═════ Exercise input ═════
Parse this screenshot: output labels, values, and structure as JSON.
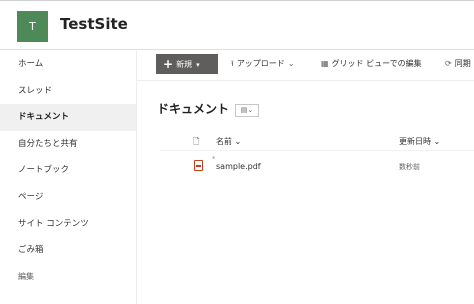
{
  "header": {
    "logo_letter": "T",
    "site_title": "TestSite"
  },
  "nav": {
    "items": [
      "ホーム",
      "スレッド",
      "ドキュメント",
      "自分たちと共有",
      "ノートブック",
      "ページ",
      "サイト コンテンツ",
      "ごみ箱"
    ],
    "active_index": 2,
    "edit_label": "編集"
  },
  "commands": {
    "new_label": "新規",
    "upload_label": "アップロード",
    "grid_label": "グリッド ビューでの編集",
    "sync_label": "同期"
  },
  "library": {
    "title": "ドキュメント",
    "columns": {
      "name": "名前",
      "modified": "更新日時"
    },
    "files": [
      {
        "name": "sample.pdf",
        "modified": "数秒前"
      }
    ]
  },
  "colors": {
    "logo_bg": "#4d8a57",
    "new_button_bg": "#605e5c",
    "pdf_icon": "#c43e1c"
  }
}
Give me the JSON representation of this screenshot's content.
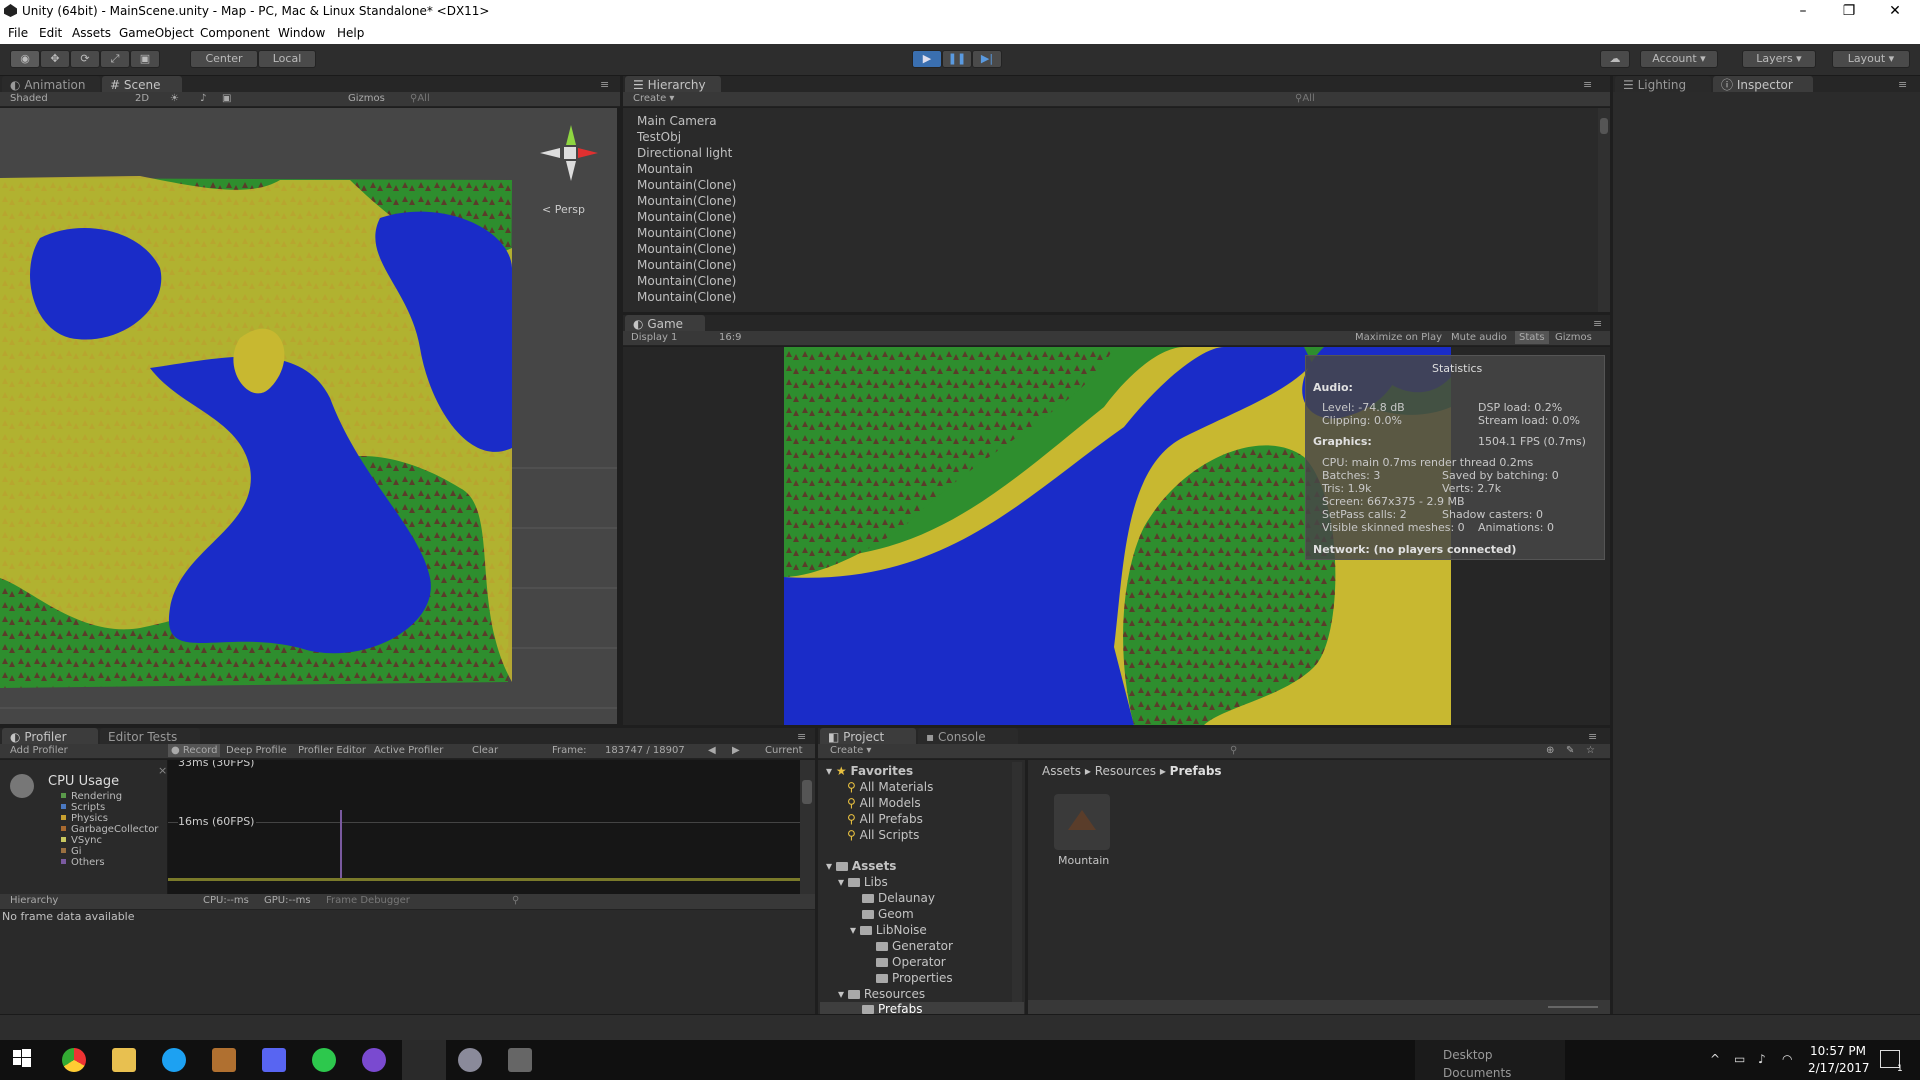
{
  "window": {
    "title": "Unity (64bit) - MainScene.unity - Map - PC, Mac & Linux Standalone* <DX11>",
    "minimize": "–",
    "maximize": "❐",
    "close": "✕"
  },
  "menu": [
    "File",
    "Edit",
    "Assets",
    "GameObject",
    "Component",
    "Window",
    "Help"
  ],
  "toolbar": {
    "pivot": "Center",
    "space": "Local",
    "cloud_icon": "cloud-icon",
    "account": "Account",
    "layers": "Layers",
    "layout": "Layout"
  },
  "scene_panel": {
    "tabs": [
      "Animation",
      "Scene"
    ],
    "shading": "Shaded",
    "mode_2d": "2D",
    "gizmos": "Gizmos",
    "search_placeholder": "All",
    "persp": "Persp"
  },
  "hierarchy": {
    "tab": "Hierarchy",
    "create": "Create",
    "search_placeholder": "All",
    "items": [
      "Main Camera",
      "TestObj",
      "Directional light",
      "Mountain",
      "Mountain(Clone)",
      "Mountain(Clone)",
      "Mountain(Clone)",
      "Mountain(Clone)",
      "Mountain(Clone)",
      "Mountain(Clone)",
      "Mountain(Clone)",
      "Mountain(Clone)"
    ]
  },
  "right_tabs": [
    "Lighting",
    "Inspector"
  ],
  "game_panel": {
    "tab": "Game",
    "display": "Display 1",
    "aspect": "16:9",
    "maximize": "Maximize on Play",
    "mute": "Mute audio",
    "stats": "Stats",
    "gizmos": "Gizmos"
  },
  "statistics": {
    "title": "Statistics",
    "audio_header": "Audio:",
    "level": "Level: -74.8 dB",
    "clipping": "Clipping: 0.0%",
    "dsp": "DSP load: 0.2%",
    "stream": "Stream load: 0.0%",
    "graphics_header": "Graphics:",
    "fps": "1504.1 FPS (0.7ms)",
    "cpu": "CPU: main 0.7ms  render thread 0.2ms",
    "batches": "Batches: 3",
    "saved": "Saved by batching: 0",
    "tris": "Tris: 1.9k",
    "verts": "Verts: 2.7k",
    "screen": "Screen: 667x375 - 2.9 MB",
    "setpass": "SetPass calls: 2",
    "shadow": "Shadow casters: 0",
    "skinned": "Visible skinned meshes: 0",
    "animations": "Animations: 0",
    "network": "Network: (no players connected)"
  },
  "profiler": {
    "tabs": [
      "Profiler",
      "Editor Tests"
    ],
    "add": "Add Profiler",
    "record": "Record",
    "deep": "Deep Profile",
    "editor": "Profiler Editor",
    "active": "Active Profiler",
    "clear": "Clear",
    "frame_label": "Frame:",
    "frame_value": "183747 / 18907",
    "current": "Current",
    "cpu_title": "CPU Usage",
    "legend": [
      {
        "name": "Rendering",
        "color": "#5a9a4a"
      },
      {
        "name": "Scripts",
        "color": "#4a78c0"
      },
      {
        "name": "Physics",
        "color": "#c8a030"
      },
      {
        "name": "GarbageCollector",
        "color": "#a86a30"
      },
      {
        "name": "VSync",
        "color": "#c8c860"
      },
      {
        "name": "Gi",
        "color": "#9a7040"
      },
      {
        "name": "Others",
        "color": "#7a5aa0"
      }
    ],
    "line_30": "33ms (30FPS)",
    "line_60": "16ms (60FPS)",
    "hierarchy": "Hierarchy",
    "cpu_ms": "CPU:--ms",
    "gpu_ms": "GPU:--ms",
    "frame_debugger": "Frame Debugger",
    "no_data": "No frame data available"
  },
  "project": {
    "tabs": [
      "Project",
      "Console"
    ],
    "create": "Create",
    "favorites": "Favorites",
    "fav_items": [
      "All Materials",
      "All Models",
      "All Prefabs",
      "All Scripts"
    ],
    "assets": "Assets",
    "libs": "Libs",
    "delaunay": "Delaunay",
    "geom": "Geom",
    "libnoise": "LibNoise",
    "generator": "Generator",
    "operator": "Operator",
    "properties": "Properties",
    "resources": "Resources",
    "prefabs": "Prefabs",
    "breadcrumb": [
      "Assets",
      "Resources",
      "Prefabs"
    ],
    "asset_name": "Mountain"
  },
  "taskbar": {
    "desktop": "Desktop",
    "documents": "Documents",
    "time": "10:57 PM",
    "date": "2/17/2017",
    "notification_count": "1"
  }
}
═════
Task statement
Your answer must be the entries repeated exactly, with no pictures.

Reply to the task
Parse this screenshot: output labels, values, and structure as JSON.
{
  "header": {
    "logo_letter": "T",
    "site_title": "TestSite"
  },
  "nav": {
    "items": [
      "ホーム",
      "スレッド",
      "ドキュメント",
      "自分たちと共有",
      "ノートブック",
      "ページ",
      "サイト コンテンツ",
      "ごみ箱"
    ],
    "active_index": 2,
    "edit_label": "編集"
  },
  "commands": {
    "new_label": "新規",
    "upload_label": "アップロード",
    "grid_label": "グリッド ビューでの編集",
    "sync_label": "同期"
  },
  "library": {
    "title": "ドキュメント",
    "columns": {
      "name": "名前",
      "modified": "更新日時"
    },
    "files": [
      {
        "name": "sample.pdf",
        "modified": "数秒前"
      }
    ]
  },
  "colors": {
    "logo_bg": "#4d8a57",
    "new_button_bg": "#605e5c",
    "pdf_icon": "#c43e1c"
  }
}
Give me the JSON representation of this screenshot's content.
{
  "window": {
    "title": "Unity (64bit) - MainScene.unity - Map - PC, Mac & Linux Standalone* <DX11>",
    "minimize": "–",
    "maximize": "❐",
    "close": "✕"
  },
  "menu": [
    "File",
    "Edit",
    "Assets",
    "GameObject",
    "Component",
    "Window",
    "Help"
  ],
  "toolbar": {
    "pivot": "Center",
    "space": "Local",
    "cloud_icon": "cloud-icon",
    "account": "Account",
    "layers": "Layers",
    "layout": "Layout"
  },
  "scene_panel": {
    "tabs": [
      "Animation",
      "Scene"
    ],
    "shading": "Shaded",
    "mode_2d": "2D",
    "gizmos": "Gizmos",
    "search_placeholder": "All",
    "persp": "Persp"
  },
  "hierarchy": {
    "tab": "Hierarchy",
    "create": "Create",
    "search_placeholder": "All",
    "items": [
      "Main Camera",
      "TestObj",
      "Directional light",
      "Mountain",
      "Mountain(Clone)",
      "Mountain(Clone)",
      "Mountain(Clone)",
      "Mountain(Clone)",
      "Mountain(Clone)",
      "Mountain(Clone)",
      "Mountain(Clone)",
      "Mountain(Clone)"
    ]
  },
  "right_tabs": [
    "Lighting",
    "Inspector"
  ],
  "game_panel": {
    "tab": "Game",
    "display": "Display 1",
    "aspect": "16:9",
    "maximize": "Maximize on Play",
    "mute": "Mute audio",
    "stats": "Stats",
    "gizmos": "Gizmos"
  },
  "statistics": {
    "title": "Statistics",
    "audio_header": "Audio:",
    "level": "Level: -74.8 dB",
    "clipping": "Clipping: 0.0%",
    "dsp": "DSP load: 0.2%",
    "stream": "Stream load: 0.0%",
    "graphics_header": "Graphics:",
    "fps": "1504.1 FPS (0.7ms)",
    "cpu": "CPU: main 0.7ms  render thread 0.2ms",
    "batches": "Batches: 3",
    "saved": "Saved by batching: 0",
    "tris": "Tris: 1.9k",
    "verts": "Verts: 2.7k",
    "screen": "Screen: 667x375 - 2.9 MB",
    "setpass": "SetPass calls: 2",
    "shadow": "Shadow casters: 0",
    "skinned": "Visible skinned meshes: 0",
    "animations": "Animations: 0",
    "network": "Network: (no players connected)"
  },
  "profiler": {
    "tabs": [
      "Profiler",
      "Editor Tests"
    ],
    "add": "Add Profiler",
    "record": "Record",
    "deep": "Deep Profile",
    "editor": "Profiler Editor",
    "active": "Active Profiler",
    "clear": "Clear",
    "frame_label": "Frame:",
    "frame_value": "183747 / 18907",
    "current": "Current",
    "cpu_title": "CPU Usage",
    "legend": [
      {
        "name": "Rendering",
        "color": "#5a9a4a"
      },
      {
        "name": "Scripts",
        "color": "#4a78c0"
      },
      {
        "name": "Physics",
        "color": "#c8a030"
      },
      {
        "name": "GarbageCollector",
        "color": "#a86a30"
      },
      {
        "name": "VSync",
        "color": "#c8c860"
      },
      {
        "name": "Gi",
        "color": "#9a7040"
      },
      {
        "name": "Others",
        "color": "#7a5aa0"
      }
    ],
    "line_30": "33ms (30FPS)",
    "line_60": "16ms (60FPS)",
    "hierarchy": "Hierarchy",
    "cpu_ms": "CPU:--ms",
    "gpu_ms": "GPU:--ms",
    "frame_debugger": "Frame Debugger",
    "no_data": "No frame data available"
  },
  "project": {
    "tabs": [
      "Project",
      "Console"
    ],
    "create": "Create",
    "favorites": "Favorites",
    "fav_items": [
      "All Materials",
      "All Models",
      "All Prefabs",
      "All Scripts"
    ],
    "assets": "Assets",
    "libs": "Libs",
    "delaunay": "Delaunay",
    "geom": "Geom",
    "libnoise": "LibNoise",
    "generator": "Generator",
    "operator": "Operator",
    "properties": "Properties",
    "resources": "Resources",
    "prefabs": "Prefabs",
    "breadcrumb": [
      "Assets",
      "Resources",
      "Prefabs"
    ],
    "asset_name": "Mountain"
  },
  "taskbar": {
    "desktop": "Desktop",
    "documents": "Documents",
    "time": "10:57 PM",
    "date": "2/17/2017",
    "notification_count": "1"
  }
}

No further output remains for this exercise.